Marlowe's poem is an idealized version of domesticity. He is using the beauty of nature to encourage a young woman to live with him and to be his lover. By using nature, Marlowe is asserting that this action is a natural thing, and is glorifying the sexual relationship as he glorifies the season and the natural surroundings. Marlowe is offering a relationship to this woman, and encouraging her in the language of romance. Although the promises being made and the pleasures being mentioned are sexual in nature, he is suggesting a real relationship.
Marvell isn't concerned with a relationship. Marvell is concerned with time. He is interested in the pleasure alone, and is suggesting to his mistress that life is too short to wait for a relationship to lead them to that inevitable coupling. He thinks that, because the two are growing old, they must make "sport... while we may." Marvell makes no promises to the woman, as Marlowe does, and is much more specific about what it is that he wants.
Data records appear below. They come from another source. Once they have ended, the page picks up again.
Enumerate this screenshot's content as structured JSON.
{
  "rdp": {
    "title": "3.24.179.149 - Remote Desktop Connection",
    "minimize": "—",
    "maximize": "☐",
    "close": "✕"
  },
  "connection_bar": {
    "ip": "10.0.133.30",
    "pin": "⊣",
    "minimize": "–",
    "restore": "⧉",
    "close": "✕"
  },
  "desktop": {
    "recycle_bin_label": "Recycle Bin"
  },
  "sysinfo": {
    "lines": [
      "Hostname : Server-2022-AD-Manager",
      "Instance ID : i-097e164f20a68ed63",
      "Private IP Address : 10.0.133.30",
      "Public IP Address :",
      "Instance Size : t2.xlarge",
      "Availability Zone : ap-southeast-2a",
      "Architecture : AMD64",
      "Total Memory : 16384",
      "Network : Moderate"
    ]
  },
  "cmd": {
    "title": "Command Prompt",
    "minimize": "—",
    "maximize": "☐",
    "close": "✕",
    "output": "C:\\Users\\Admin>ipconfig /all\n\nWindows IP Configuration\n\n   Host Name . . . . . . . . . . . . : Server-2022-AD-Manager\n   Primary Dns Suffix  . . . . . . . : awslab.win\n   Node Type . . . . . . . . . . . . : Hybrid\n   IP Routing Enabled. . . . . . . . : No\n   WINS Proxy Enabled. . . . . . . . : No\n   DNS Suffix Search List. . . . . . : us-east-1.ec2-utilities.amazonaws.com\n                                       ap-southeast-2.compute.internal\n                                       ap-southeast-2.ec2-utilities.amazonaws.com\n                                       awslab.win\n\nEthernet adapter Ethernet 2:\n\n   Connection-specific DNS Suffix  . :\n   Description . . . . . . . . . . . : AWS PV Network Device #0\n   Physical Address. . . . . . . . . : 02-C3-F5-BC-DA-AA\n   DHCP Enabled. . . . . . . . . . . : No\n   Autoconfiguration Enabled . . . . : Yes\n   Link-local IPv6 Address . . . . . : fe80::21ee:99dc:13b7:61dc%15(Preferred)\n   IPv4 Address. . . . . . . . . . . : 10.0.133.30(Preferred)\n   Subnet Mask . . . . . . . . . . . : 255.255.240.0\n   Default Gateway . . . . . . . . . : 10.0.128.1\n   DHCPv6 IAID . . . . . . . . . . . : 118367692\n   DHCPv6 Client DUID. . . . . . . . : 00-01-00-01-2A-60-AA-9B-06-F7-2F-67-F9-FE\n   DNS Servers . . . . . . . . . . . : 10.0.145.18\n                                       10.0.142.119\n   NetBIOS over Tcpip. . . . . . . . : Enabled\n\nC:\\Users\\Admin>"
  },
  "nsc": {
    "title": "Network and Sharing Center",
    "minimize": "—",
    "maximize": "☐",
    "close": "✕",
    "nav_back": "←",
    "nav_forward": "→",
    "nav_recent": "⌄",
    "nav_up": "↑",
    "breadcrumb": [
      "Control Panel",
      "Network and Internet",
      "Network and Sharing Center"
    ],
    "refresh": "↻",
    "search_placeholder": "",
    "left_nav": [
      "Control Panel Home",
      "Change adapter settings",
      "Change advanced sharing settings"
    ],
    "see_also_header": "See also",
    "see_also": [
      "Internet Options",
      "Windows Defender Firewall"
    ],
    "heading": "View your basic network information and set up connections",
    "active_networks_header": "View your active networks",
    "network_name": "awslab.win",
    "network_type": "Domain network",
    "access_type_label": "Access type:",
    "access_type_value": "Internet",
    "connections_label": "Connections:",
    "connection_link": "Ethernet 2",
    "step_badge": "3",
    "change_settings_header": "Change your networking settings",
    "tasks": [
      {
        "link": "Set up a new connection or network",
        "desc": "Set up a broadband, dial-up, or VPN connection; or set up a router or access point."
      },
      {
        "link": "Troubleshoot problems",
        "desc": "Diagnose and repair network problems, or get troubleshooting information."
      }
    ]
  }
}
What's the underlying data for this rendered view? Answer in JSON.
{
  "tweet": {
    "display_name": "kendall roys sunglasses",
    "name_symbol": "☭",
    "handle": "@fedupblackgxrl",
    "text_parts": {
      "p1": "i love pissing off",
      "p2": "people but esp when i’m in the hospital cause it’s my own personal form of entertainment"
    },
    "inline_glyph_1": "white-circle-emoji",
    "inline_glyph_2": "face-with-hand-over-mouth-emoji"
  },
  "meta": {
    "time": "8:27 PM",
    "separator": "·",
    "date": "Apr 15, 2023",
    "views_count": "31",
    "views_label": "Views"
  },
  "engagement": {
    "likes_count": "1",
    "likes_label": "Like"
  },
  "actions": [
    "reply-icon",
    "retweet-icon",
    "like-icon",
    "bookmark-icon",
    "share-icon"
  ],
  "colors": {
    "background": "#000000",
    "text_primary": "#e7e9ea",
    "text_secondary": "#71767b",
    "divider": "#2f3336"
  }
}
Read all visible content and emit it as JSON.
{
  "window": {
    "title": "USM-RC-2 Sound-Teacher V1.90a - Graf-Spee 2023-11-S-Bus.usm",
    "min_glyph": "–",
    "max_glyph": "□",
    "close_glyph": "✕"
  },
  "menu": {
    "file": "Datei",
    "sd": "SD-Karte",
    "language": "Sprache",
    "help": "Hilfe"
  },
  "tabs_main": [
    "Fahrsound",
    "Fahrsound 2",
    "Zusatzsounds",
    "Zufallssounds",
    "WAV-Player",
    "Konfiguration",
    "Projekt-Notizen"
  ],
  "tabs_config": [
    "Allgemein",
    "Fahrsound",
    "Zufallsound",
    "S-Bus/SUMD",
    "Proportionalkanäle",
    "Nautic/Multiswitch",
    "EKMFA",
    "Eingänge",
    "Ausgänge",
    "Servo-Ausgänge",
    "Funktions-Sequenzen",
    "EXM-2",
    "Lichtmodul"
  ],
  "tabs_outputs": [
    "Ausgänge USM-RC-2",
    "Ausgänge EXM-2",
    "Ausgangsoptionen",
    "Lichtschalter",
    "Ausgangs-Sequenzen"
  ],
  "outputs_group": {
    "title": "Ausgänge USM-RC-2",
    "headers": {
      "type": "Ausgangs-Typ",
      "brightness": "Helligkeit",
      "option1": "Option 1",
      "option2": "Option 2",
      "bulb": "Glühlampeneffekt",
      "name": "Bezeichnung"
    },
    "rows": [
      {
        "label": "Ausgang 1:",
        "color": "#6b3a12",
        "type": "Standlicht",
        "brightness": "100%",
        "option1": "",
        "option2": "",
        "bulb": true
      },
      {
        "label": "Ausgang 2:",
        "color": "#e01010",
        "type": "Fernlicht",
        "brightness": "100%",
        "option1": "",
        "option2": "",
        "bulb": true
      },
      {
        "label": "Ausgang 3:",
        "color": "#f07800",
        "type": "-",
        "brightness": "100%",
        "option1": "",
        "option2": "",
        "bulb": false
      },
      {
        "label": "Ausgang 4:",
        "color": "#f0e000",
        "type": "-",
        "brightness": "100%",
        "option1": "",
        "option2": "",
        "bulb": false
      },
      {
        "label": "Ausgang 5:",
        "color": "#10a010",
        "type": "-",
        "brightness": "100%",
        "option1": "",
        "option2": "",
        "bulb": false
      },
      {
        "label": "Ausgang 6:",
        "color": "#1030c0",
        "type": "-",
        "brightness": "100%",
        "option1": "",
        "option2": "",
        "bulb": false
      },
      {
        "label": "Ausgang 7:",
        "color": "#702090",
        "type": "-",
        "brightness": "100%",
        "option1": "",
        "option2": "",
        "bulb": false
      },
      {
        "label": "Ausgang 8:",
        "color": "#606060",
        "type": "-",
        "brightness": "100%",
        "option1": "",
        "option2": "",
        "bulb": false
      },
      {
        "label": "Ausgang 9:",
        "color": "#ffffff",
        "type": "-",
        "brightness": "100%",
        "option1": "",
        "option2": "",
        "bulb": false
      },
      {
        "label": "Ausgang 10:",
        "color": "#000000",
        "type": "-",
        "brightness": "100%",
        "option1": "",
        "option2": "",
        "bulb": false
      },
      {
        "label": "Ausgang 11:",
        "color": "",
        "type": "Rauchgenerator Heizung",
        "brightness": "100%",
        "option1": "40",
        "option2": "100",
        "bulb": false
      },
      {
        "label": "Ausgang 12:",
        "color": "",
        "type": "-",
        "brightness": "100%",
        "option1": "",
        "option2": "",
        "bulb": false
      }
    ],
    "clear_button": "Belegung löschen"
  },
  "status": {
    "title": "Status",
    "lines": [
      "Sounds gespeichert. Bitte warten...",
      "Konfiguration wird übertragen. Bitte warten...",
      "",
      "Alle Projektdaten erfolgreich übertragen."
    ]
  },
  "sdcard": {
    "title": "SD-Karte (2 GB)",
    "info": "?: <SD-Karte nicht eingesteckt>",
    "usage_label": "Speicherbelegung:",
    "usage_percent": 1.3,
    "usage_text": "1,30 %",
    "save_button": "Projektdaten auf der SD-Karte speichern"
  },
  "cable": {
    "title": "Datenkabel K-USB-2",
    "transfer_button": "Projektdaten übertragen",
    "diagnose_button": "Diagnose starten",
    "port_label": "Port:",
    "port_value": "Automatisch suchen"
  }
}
So to answer your question - yes, Marvell is more explicit in what he wants, and while Marlowe uses hyperbole to accentuate the beauty of the relationship, Marvell uses it for the purpose of persuasion only, and not for a relationship, but just for sex.